Nursing ProgramsPage address: http://ahn.mnsu.edu/nursing/about/
The basic nursing program is for individuals who wish to become a registered nurse.
- Students are prepared to take the national licensing examination (NCLEX).
- Graduates are qualified for Public Health Nurse Certification and also meet the requirements for school nurse licensure.
- Four years of full–time study are needed to complete the requirements for graduation.
- This program has been approved by the Minnesota Board of Nursing.
The RN Baccalaureate Completion Program is for individuals who are licensed registered nurses (RN), have graduated from a diploma or associate degree program and are interested in completing a baccalaureate degree.
- Nursing courses are completed online.
- In accordance with the statewide MN Articulation Agreement, 30 semester nursing credits are transferred for associate degree graduates.
- An additional 30 credits must be earned through a four–year college.
- A total of 40 upper division credits must be earned through a four–year college.
- The length of time necessary to complete the Bachelor of Science degree in nursing will vary depending on the number of non–nursing credits earned prior to entering Minnesota State Mankato and the nursing plan selected by the student.
The Family Nurse Practitioner Program and Post–Masters Certificate Program are dedicated to developing Family Nurse Practitioners (FNPs) who advance nursing clinical practice, education, and research in practice settings.
- Graduates are prepared for national certification as family nurse practitioners.
- Graduates are prepared to practice in acute care and community settings with a focus on primary care of individuals across the lifespan and their families.
- Minnesota State Mankato's Family Nurse Practitioner (FNP) program strives to enhance access to health care.
- Many graduates are providing primary care in rural communities, thus increasing access to health care in those communities.
- The graduate student who selects the FNP program will be prepared to perform an expanded role in the delivery of primary health care.
What is a Nurse Practitioner?
- Nurse Practitioners are registered professional nurses who have completed a graduate education program in nursing.
- Nurse Practitioners are certified through a professional nursing organization to practice as a Nurse Practitioner.
- Nurse Practitioners collaborate, consult, and refer patients to physicians when a patient's situation warrants more advanced diagnosis and treatment.
What do Family Nurse Practitioners do?
- Family Nurse Practitioners (FNPs) provide direct patient care.
- FNPs provide care in such settings as clinics, hospitals, retirement communities, schools, the workplace, health maintenance organizations, public health departments and client homes.
- Many FNPs promote quality health care for individuals and their families through education, research and legislative activities.
The Nurse Educator Program and Post–Master's certificate programs are dedicated to developing nurse educators who advance nursing clinical practice, education and research in academic and practice settings.

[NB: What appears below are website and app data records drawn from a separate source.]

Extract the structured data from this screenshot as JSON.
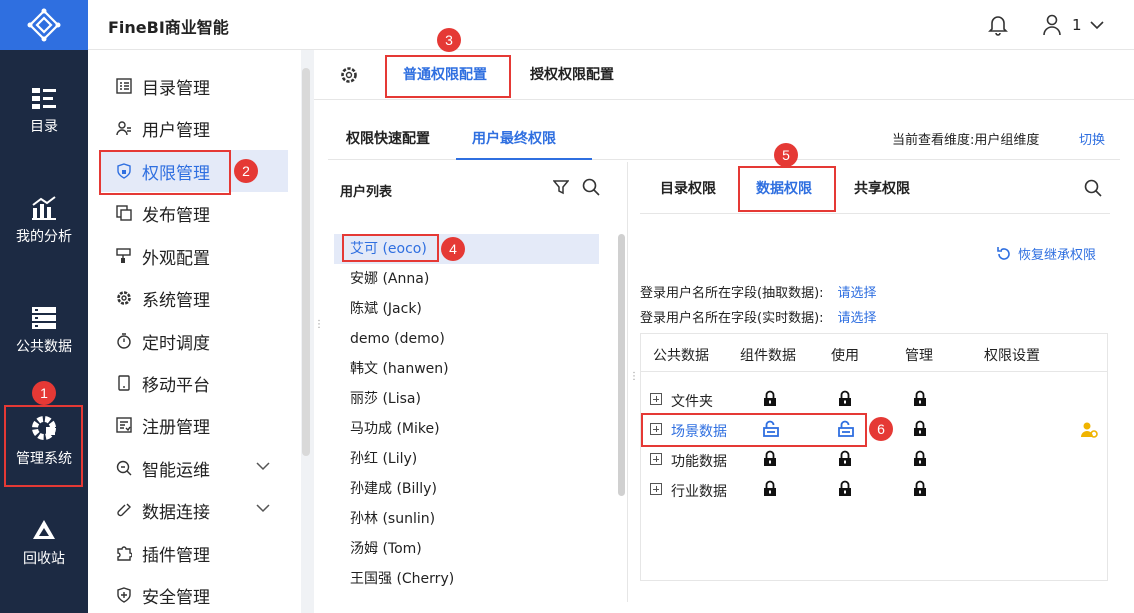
{
  "app": {
    "title": "FineBI商业智能",
    "user": "1"
  },
  "rail": [
    {
      "label": "目录",
      "icon": "list-icon"
    },
    {
      "label": "我的分析",
      "icon": "chart-icon"
    },
    {
      "label": "公共数据",
      "icon": "database-icon"
    },
    {
      "label": "管理系统",
      "icon": "gear-icon"
    },
    {
      "label": "回收站",
      "icon": "recycle-icon"
    }
  ],
  "menu": [
    {
      "label": "目录管理",
      "icon": "catalog-icon"
    },
    {
      "label": "用户管理",
      "icon": "user-icon"
    },
    {
      "label": "权限管理",
      "icon": "shield-icon"
    },
    {
      "label": "发布管理",
      "icon": "publish-icon"
    },
    {
      "label": "外观配置",
      "icon": "brush-icon"
    },
    {
      "label": "系统管理",
      "icon": "gear-icon"
    },
    {
      "label": "定时调度",
      "icon": "timer-icon"
    },
    {
      "label": "移动平台",
      "icon": "phone-icon"
    },
    {
      "label": "注册管理",
      "icon": "register-icon"
    },
    {
      "label": "智能运维",
      "icon": "ops-icon"
    },
    {
      "label": "数据连接",
      "icon": "link-icon"
    },
    {
      "label": "插件管理",
      "icon": "plugin-icon"
    },
    {
      "label": "安全管理",
      "icon": "security-icon"
    }
  ],
  "tabs": {
    "normal": "普通权限配置",
    "grant": "授权权限配置"
  },
  "subtabs": {
    "quick": "权限快速配置",
    "final": "用户最终权限",
    "dimension": "当前查看维度:用户组维度",
    "switch": "切换"
  },
  "userlist": {
    "title": "用户列表",
    "users": [
      "艾可 (eoco)",
      "安娜 (Anna)",
      "陈斌 (Jack)",
      "demo (demo)",
      "韩文 (hanwen)",
      "丽莎 (Lisa)",
      "马功成 (Mike)",
      "孙红 (Lily)",
      "孙建成 (Billy)",
      "孙林 (sunlin)",
      "汤姆 (Tom)",
      "王国强 (Cherry)"
    ]
  },
  "perm": {
    "tabs": [
      "目录权限",
      "数据权限",
      "共享权限"
    ],
    "restore": "恢复继承权限",
    "field_extract": "登录用户名所在字段(抽取数据):",
    "field_realtime": "登录用户名所在字段(实时数据):",
    "choose": "请选择",
    "columns": [
      "公共数据",
      "组件数据",
      "使用",
      "管理",
      "权限设置"
    ],
    "rows": [
      {
        "name": "文件夹",
        "component": "locked",
        "use": "locked",
        "manage": "locked"
      },
      {
        "name": "场景数据",
        "component": "unlocked",
        "use": "unlocked",
        "manage": "locked"
      },
      {
        "name": "功能数据",
        "component": "locked",
        "use": "locked",
        "manage": "locked"
      },
      {
        "name": "行业数据",
        "component": "locked",
        "use": "locked",
        "manage": "locked"
      }
    ]
  },
  "badges": [
    "1",
    "2",
    "3",
    "4",
    "5",
    "6"
  ],
  "colors": {
    "accent": "#2f6fe0",
    "rail": "#1c2a43",
    "annotation": "#e53935"
  }
}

- Graduates are prepared for national certification as academic nurse educators through the National League for Nursing.
- Students complete courses in the College of Education and the College of Allied Health and Nursing to form the foundation for the Nurse Educator practicum experience.
- Nurse educators prepared at the graduate level are able to contribute to the advancement of nursing practice and the discipline of nursing.
What is a Nurse Educator?
- Academic nurse educators are licensed registered professional nurses prepared at the graduate level who are expert in facilitating learning through:
- curriculum design
- other activities undertaken by faculty in schools of nursing
- Nurse educators practicing in clinical settings are responsible for addressing the learning needs of professional staff and may be health care unit or system-based.
The Bachelor of Science in Nursing (BSN) to Doctor of Nursing Practice (DNP) curriculum prepares nurses to be Family Nurse Practitioners, while the post-nursing master's DNP program prepares advanced practice nurses at the doctoral level.
- The DNP program is structured around the American Association of Colleges of Nursing Essentials of Doctoral Education.
- The post-nursing masters course content builds upon the masters degree and consists of a minimum of 30 credits.
- Five semesters of doctoral didactic and clinical coursework culminates in completion of an evidence-based clinical capstone project.
- Throughout the course sequence, students will work with clinical experts and graduate faculty with expertise in applied research.
- A variety of teaching and learning approaches, primarily distance learning modalities, are used.
For courses in the various nursing programs, contact the School of Nursing at 507-389-6022 to be directed to the appropriate coordinator.
Ms. Kasi Johnson
Student Relations Coordinator
Dr. Laura Schwarz
RN Baccalaureate Completion Coordinator
Dr. Julie Hebenstreit
Chairperson and Basic Program Coordinator
Dr. Patricia Young
Graduate Programs Coordinator
Phone: 507-389-6824 Email: email@example.com